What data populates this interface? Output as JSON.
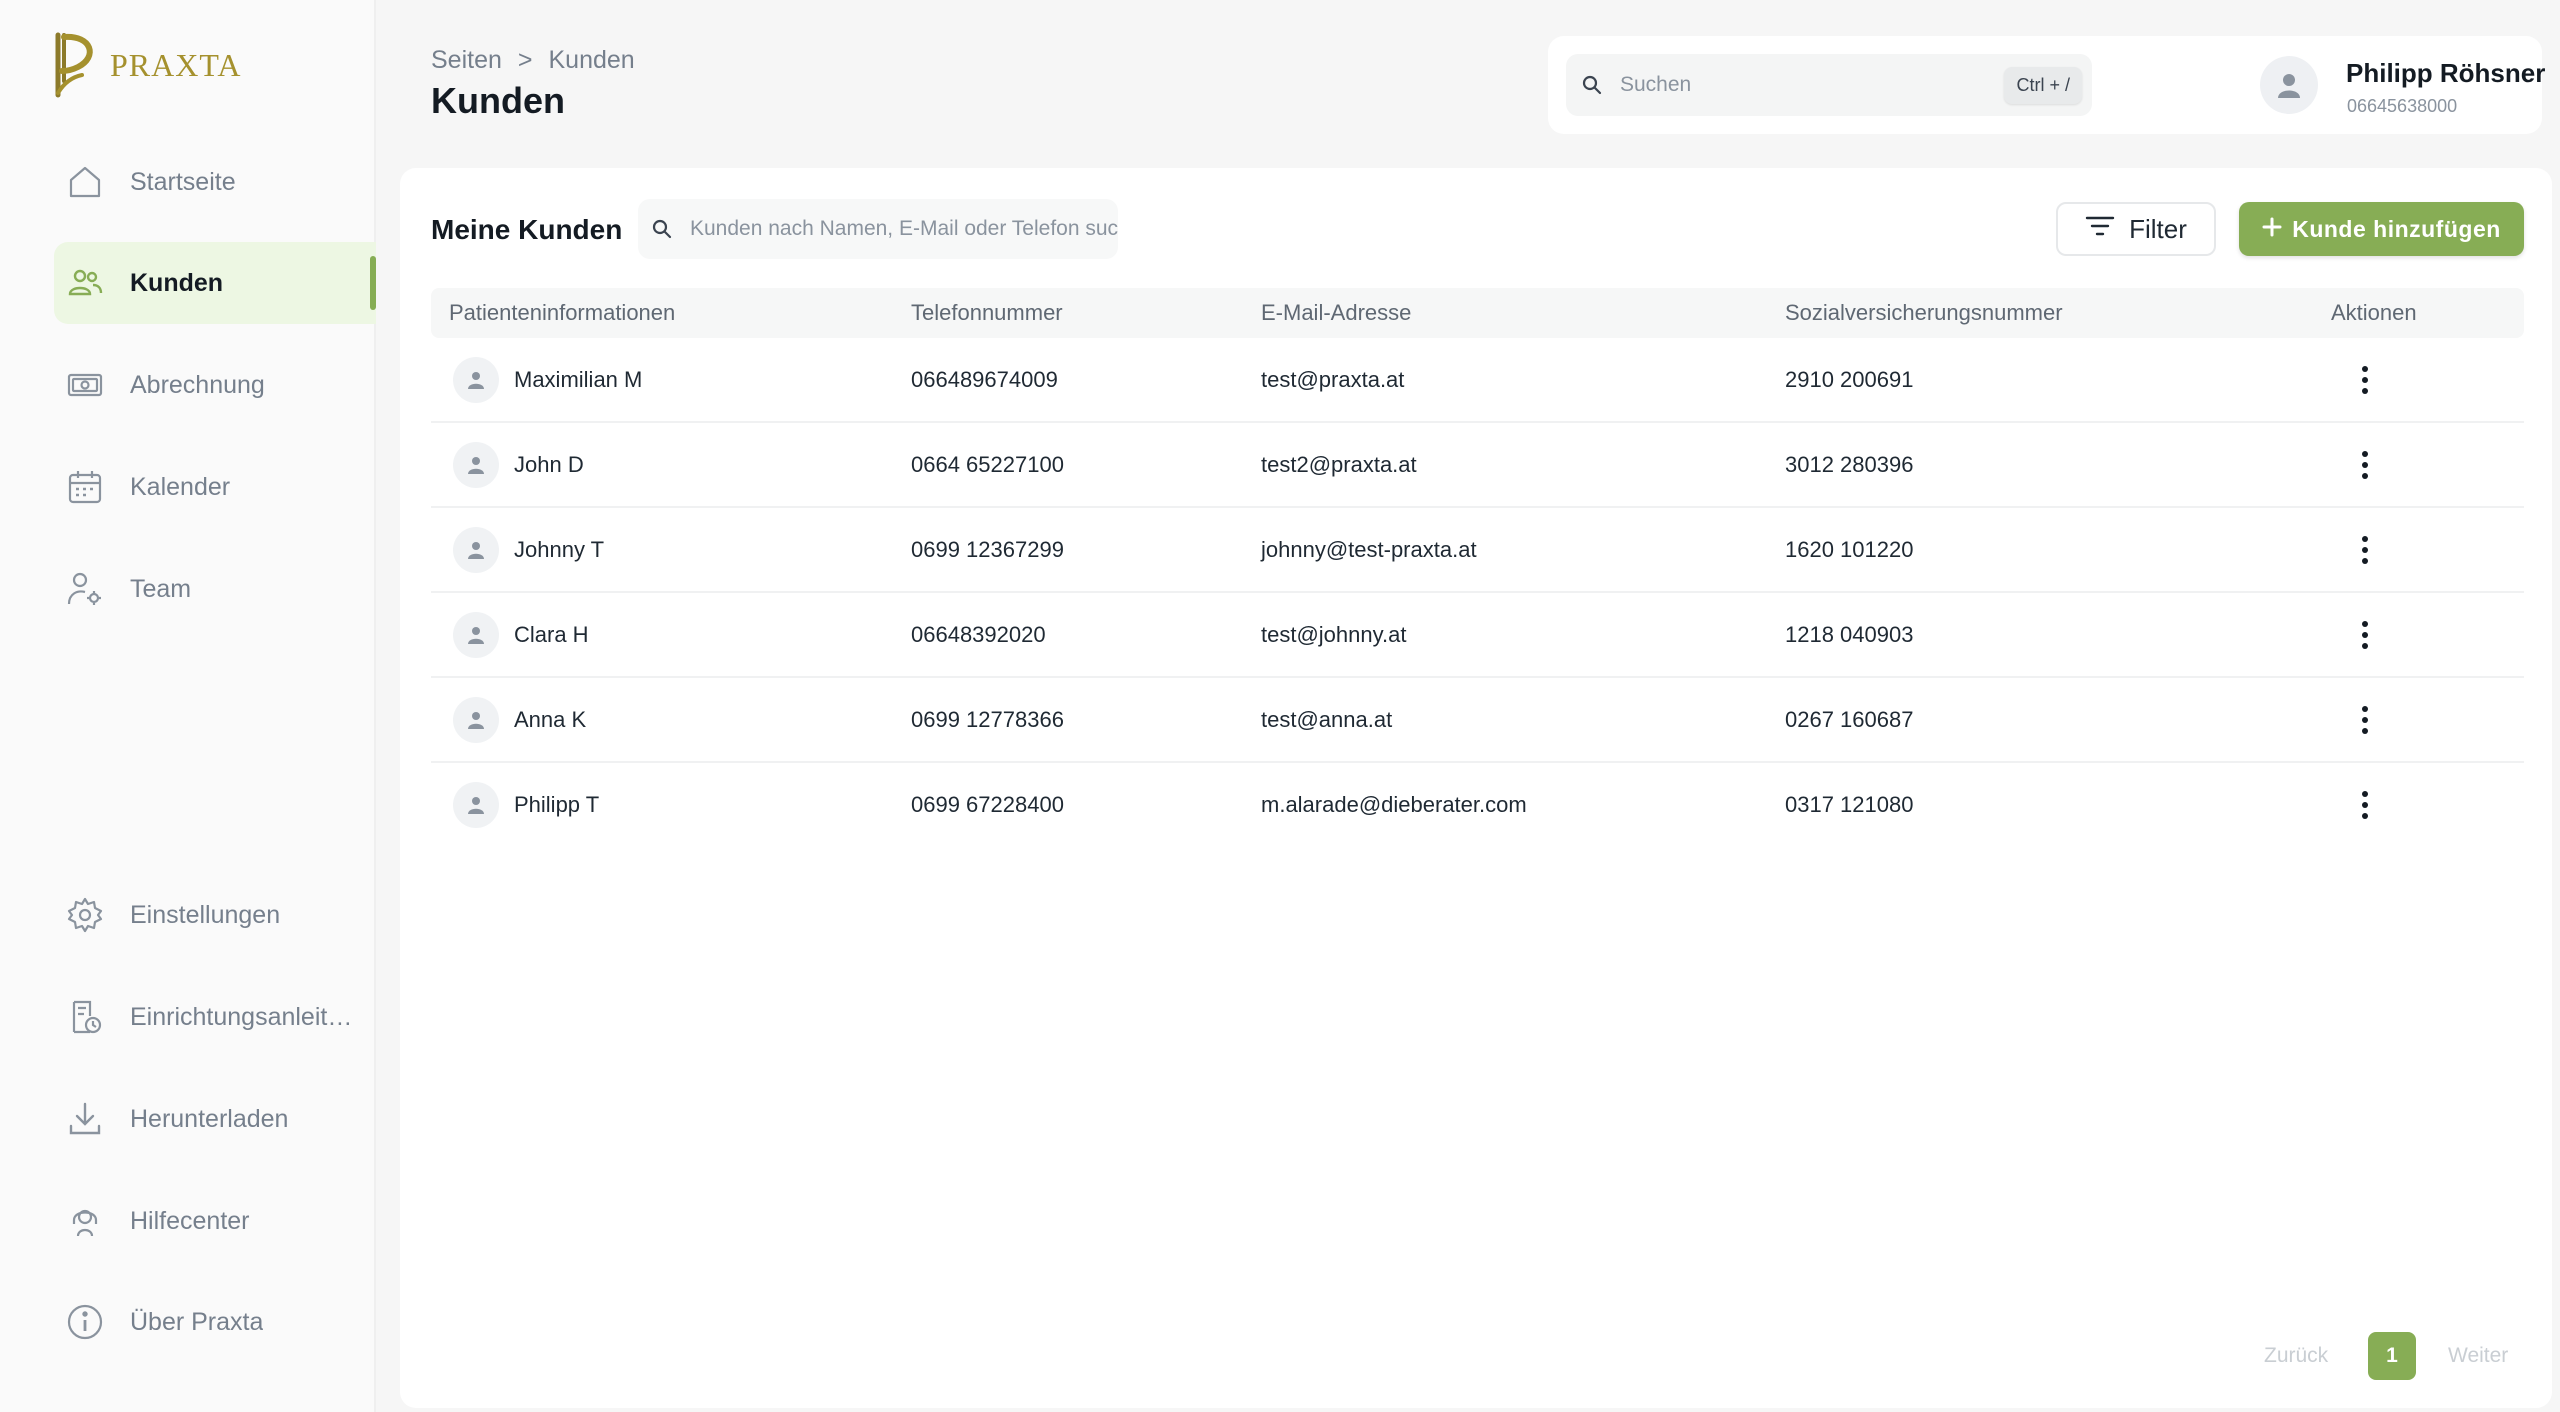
{
  "brand": {
    "name": "PRAXTA",
    "accent": "#87ad55",
    "gold": "#a5912e"
  },
  "sidebar": {
    "items": [
      {
        "label": "Startseite",
        "icon": "home-icon"
      },
      {
        "label": "Kunden",
        "icon": "users-icon",
        "active": true
      },
      {
        "label": "Abrechnung",
        "icon": "billing-icon"
      },
      {
        "label": "Kalender",
        "icon": "calendar-icon"
      },
      {
        "label": "Team",
        "icon": "team-icon"
      }
    ],
    "bottom_items": [
      {
        "label": "Einstellungen",
        "icon": "gear-icon"
      },
      {
        "label": "Einrichtungsanleitung",
        "icon": "setup-guide-icon"
      },
      {
        "label": "Herunterladen",
        "icon": "download-icon"
      },
      {
        "label": "Hilfecenter",
        "icon": "help-icon"
      },
      {
        "label": "Über Praxta",
        "icon": "info-icon"
      }
    ]
  },
  "header": {
    "breadcrumb": {
      "root": "Seiten",
      "separator": ">",
      "current": "Kunden"
    },
    "title": "Kunden",
    "search": {
      "placeholder": "Suchen",
      "shortcut": "Ctrl + /"
    },
    "user": {
      "name": "Philipp Röhsner",
      "phone": "06645638000"
    }
  },
  "main": {
    "title": "Meine Kunden",
    "search_placeholder": "Kunden nach Namen, E-Mail oder Telefon suchen",
    "filter_label": "Filter",
    "add_label": "Kunde hinzufügen",
    "columns": [
      "Patienteninformationen",
      "Telefonnummer",
      "E-Mail-Adresse",
      "Sozialversicherungsnummer",
      "Aktionen"
    ],
    "rows": [
      {
        "name": "Maximilian M",
        "phone": "066489674009",
        "email": "test@praxta.at",
        "svn": "2910 200691"
      },
      {
        "name": "John D",
        "phone": "0664 65227100",
        "email": "test2@praxta.at",
        "svn": "3012 280396"
      },
      {
        "name": "Johnny T",
        "phone": "0699 12367299",
        "email": "johnny@test-praxta.at",
        "svn": "1620 101220"
      },
      {
        "name": "Clara H",
        "phone": "06648392020",
        "email": "test@johnny.at",
        "svn": "1218 040903"
      },
      {
        "name": "Anna K",
        "phone": "0699 12778366",
        "email": "test@anna.at",
        "svn": "0267 160687"
      },
      {
        "name": "Philipp T",
        "phone": "0699 67228400",
        "email": "m.alarade@dieberater.com",
        "svn": "0317 121080"
      }
    ],
    "pagination": {
      "prev": "Zurück",
      "page": "1",
      "next": "Weiter"
    }
  }
}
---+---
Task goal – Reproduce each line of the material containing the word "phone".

Response box –
      "phone": "06645638000"
        "phone": "066489674009",
        "phone": "0664 65227100",
        "phone": "0699 12367299",
        "phone": "06648392020",
        "phone": "0699 12778366",
        "phone": "0699 67228400",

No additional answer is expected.